Far from being “canceled,” Irving was indulged and accommodated. For over a year, Irving danced with reporters and journalists about the Earth being flat, and while the topic of conversation always revolved around the question of “Is he serious?”, the larger point – that it didn’t really matter if he believed it or not so long as he was spreading it and mainstreaming it – went ignored. A 2017 Morning Edition segment reported that some kids in school were suddenly believing that the world was flat because they had heard it from Irving, and for that alone, Irving should have been harshly criticized and reprimanded. Instead, no message was sent and Irving came away from his first public dalliance in alarming, conspiratorial thinking utterly unscathed.
Had people been more aware and more critical of what Irving was doing back in 2017, it’s entirely possible that the situation he’s currently in could’ve been avoided. We’ll never know and perhaps that’s optimistic thinking. It’s possible that Irving’s slide down the rabbit hole of antisemitism might have been inevitable. Maybe intense media criticism wouldn’t have changed his mind, as it certainly hasn’t done much to veer him off his most recent conspiracies. But if nothing else, if he had actually gotten hammered for his flat-Earth comments in 2017, if there had been legitimate outrage from his peers and contemporaries, Irving might not have felt comfortable enough to continue airing his latest and greatest conspiracy theories in public like he’s been doing.

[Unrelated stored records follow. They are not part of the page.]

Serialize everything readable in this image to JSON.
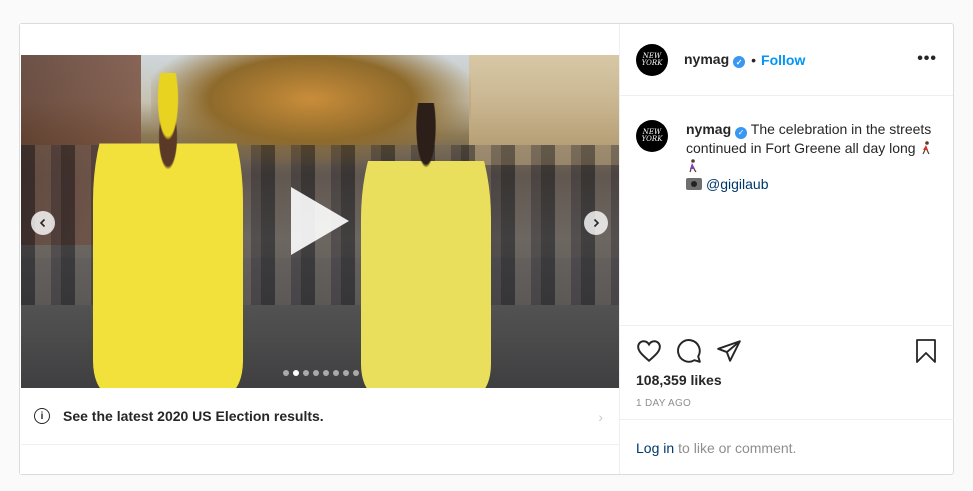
{
  "post": {
    "username": "nymag",
    "verified_mark": "✓",
    "follow_separator": "•",
    "follow_label": "Follow",
    "more_label": "•••",
    "avatar_text": "NEW YORK",
    "caption": {
      "username": "nymag",
      "text": "The celebration in the streets continued in Fort Greene all day long",
      "mention": "@gigilaub"
    },
    "carousel": {
      "slides": 8,
      "active_index": 1
    },
    "election_banner": "See the latest 2020 US Election results.",
    "info_glyph": "i",
    "chevron_glyph": "›",
    "likes": "108,359 likes",
    "time_ago": "1 DAY AGO",
    "login_link": "Log in",
    "login_rest": "to like or comment."
  },
  "icons": [
    "heart-icon",
    "comment-icon",
    "share-icon",
    "bookmark-icon",
    "play-icon",
    "chevron-left-icon",
    "chevron-right-icon",
    "info-icon",
    "camera-icon",
    "dancer-icon"
  ],
  "colors": {
    "accent": "#0095f6",
    "verified": "#3897f0",
    "link": "#00376b",
    "muted": "#8e8e8e"
  }
}
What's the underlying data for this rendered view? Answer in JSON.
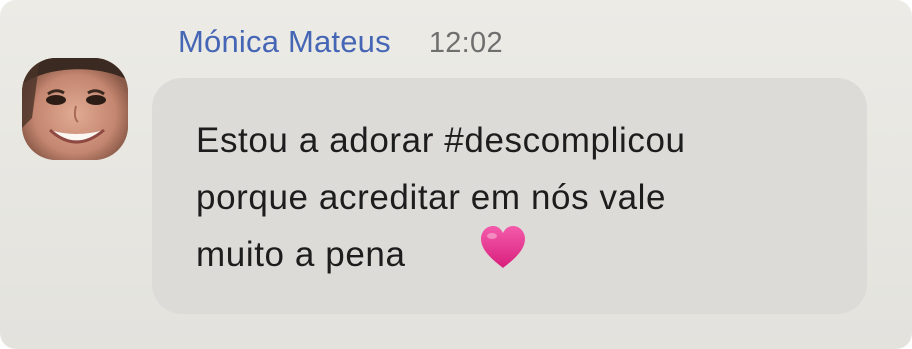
{
  "message": {
    "sender": "Mónica Mateus",
    "time": "12:02",
    "text": "Estou a adorar #descomplicou\nporque acreditar em nós vale\nmuito a pena",
    "emoji": "heart-icon",
    "emoji_color": "#e8388f"
  },
  "colors": {
    "sender_name": "#4565b5",
    "timestamp": "#6f6f6f",
    "bubble": "#dcdbd7",
    "background": "#e9e8e3"
  }
}
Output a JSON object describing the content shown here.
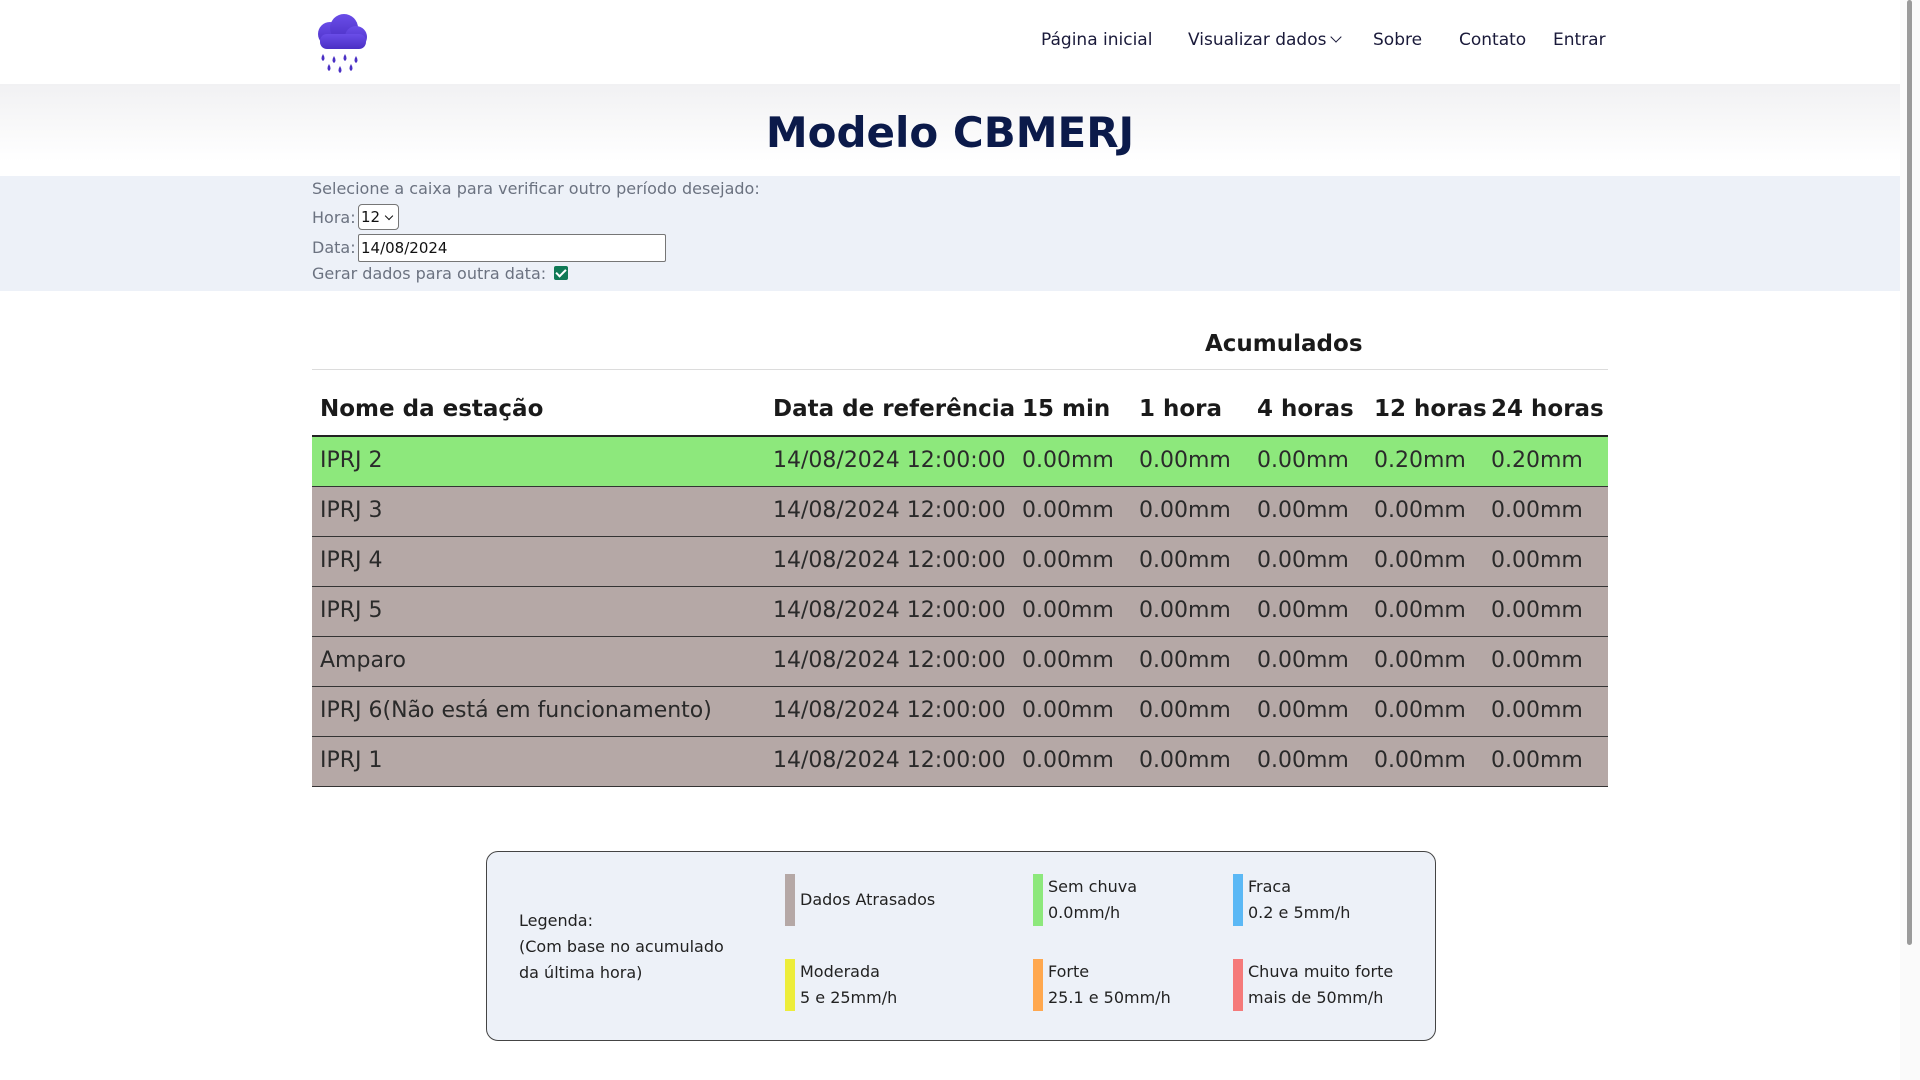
{
  "nav": {
    "items": [
      "Página inicial",
      "Visualizar dados",
      "Sobre",
      "Contato",
      "Entrar"
    ],
    "logo_icon": "rain-cloud-icon"
  },
  "page": {
    "title": "Modelo CBMERJ"
  },
  "filter": {
    "instruction": "Selecione a caixa para verificar outro período desejado:",
    "hour_label": "Hora:",
    "hour_value": "12",
    "date_label": "Data:",
    "date_value": "14/08/2024",
    "checkbox_label": "Gerar dados para outra data:",
    "checkbox_checked": true
  },
  "table": {
    "group_header": "Acumulados",
    "columns": [
      "Nome da estação",
      "Data de referência",
      "15 min",
      "1 hora",
      "4 horas",
      "12 horas",
      "24 horas"
    ],
    "rows": [
      {
        "cells": [
          "IPRJ 2",
          "14/08/2024 12:00:00",
          "0.00mm",
          "0.00mm",
          "0.00mm",
          "0.20mm",
          "0.20mm"
        ],
        "color": "#8de87c"
      },
      {
        "cells": [
          "IPRJ 3",
          "14/08/2024 12:00:00",
          "0.00mm",
          "0.00mm",
          "0.00mm",
          "0.00mm",
          "0.00mm"
        ],
        "color": "#b5a8a6"
      },
      {
        "cells": [
          "IPRJ 4",
          "14/08/2024 12:00:00",
          "0.00mm",
          "0.00mm",
          "0.00mm",
          "0.00mm",
          "0.00mm"
        ],
        "color": "#b5a8a6"
      },
      {
        "cells": [
          "IPRJ 5",
          "14/08/2024 12:00:00",
          "0.00mm",
          "0.00mm",
          "0.00mm",
          "0.00mm",
          "0.00mm"
        ],
        "color": "#b5a8a6"
      },
      {
        "cells": [
          "Amparo",
          "14/08/2024 12:00:00",
          "0.00mm",
          "0.00mm",
          "0.00mm",
          "0.00mm",
          "0.00mm"
        ],
        "color": "#b5a8a6"
      },
      {
        "cells": [
          "IPRJ 6(Não está em funcionamento)",
          "14/08/2024 12:00:00",
          "0.00mm",
          "0.00mm",
          "0.00mm",
          "0.00mm",
          "0.00mm"
        ],
        "color": "#b5a8a6"
      },
      {
        "cells": [
          "IPRJ 1",
          "14/08/2024 12:00:00",
          "0.00mm",
          "0.00mm",
          "0.00mm",
          "0.00mm",
          "0.00mm"
        ],
        "color": "#b5a8a6"
      }
    ]
  },
  "legend": {
    "title": "Legenda:",
    "note_line1": "(Com base no acumulado",
    "note_line2": "da última hora)",
    "items": [
      {
        "label": "Dados Atrasados",
        "range": "",
        "color": "#b5a8a6"
      },
      {
        "label": "Sem chuva",
        "range": "0.0mm/h",
        "color": "#8de87c"
      },
      {
        "label": "Fraca",
        "range": "0.2 e 5mm/h",
        "color": "#5bb8f5"
      },
      {
        "label": "Moderada",
        "range": "5 e 25mm/h",
        "color": "#eded3a"
      },
      {
        "label": "Forte",
        "range": "25.1 e 50mm/h",
        "color": "#ffa84f"
      },
      {
        "label": "Chuva muito forte",
        "range": "mais de 50mm/h",
        "color": "#f57a7a"
      }
    ]
  }
}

Even if he still agreed with the idea that Hitler made some good points or that Satan had a hand in the Covid vaccine, Irving might have very well kept those thoughts to himself and saved hundreds or thousands of other people from getting radicalized and walking down his path. It’s possible that we’d be living in a world where we have no idea what he thinks about such things, and that’s a world I think we can all agree is better than the round one we’re currently living on.